There are two wardrobe philosophies. The first is to set aside anything that you haven’t worn in a year and get rid of it. I’ve done some of that. The second is to never get rid of anything since all fashions are cyclical and your clothing, if well made from good material, will once again be au courant.
Sometime in the last five years or so, the fashion press decided that the only tan suit you should own should be made of cotton or linen. Fine choices both, although I find a cotton drill suit a bit heavy here in the South and poplin versions are thin on the ground.
Linen is comfortable enough, although most of it is fully lined when you buy off the rack. It’s cheaper and easier to line a suit than it is to finish the seams nicely and the lining will help stave off wrinkles. At least to a certain extent. You are wearing linen, after all.
The slimmer fit of today’s clothes makes summer suiting not as comfortable as the fuller cuts of days gone by. Cut that close to the body, the slim suit doesn’t allow for a lot of air to circulate.
There are some days when you just want that kind of loose comfort that the drape cut lounge suit affords. But these things are cyclical. The slim cut celebrates youth, the drape, maturity. Gabardine is a very forgiving material that drapes very well. Full cuts call for the trouser and the coat to both be on the roomy side.
I think of this as a Ronald Reagan suit. Perhaps because it has something of the 40’s or 50’s silhouette. Or I might have purchased it during that administration. Regardless, I think I’ll keep it. My guess is that fuller cut suits will be back .
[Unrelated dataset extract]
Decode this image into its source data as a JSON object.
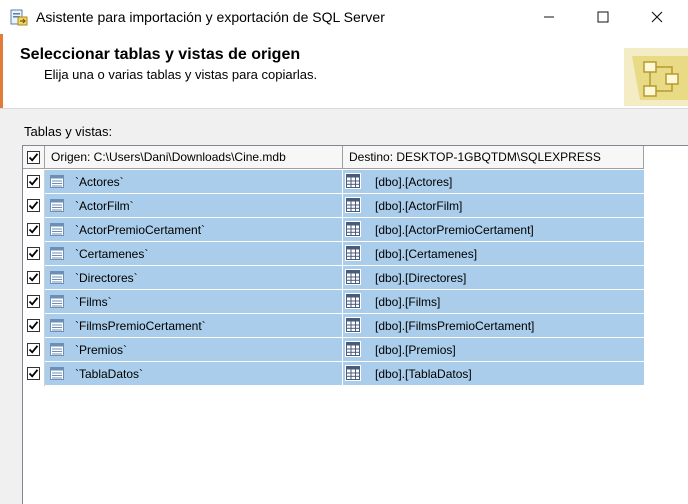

Greenish-tan gabardine suit, two button, notch lapel, ventless jacket with double pleated trousers, tailored with a full break. I feel like I’m wearing a robe and pyjamas. Just right for late summer and a lazy day. Circa 1988. Some things have to wait a bit more. I’m not sure this will ever be fashionable again.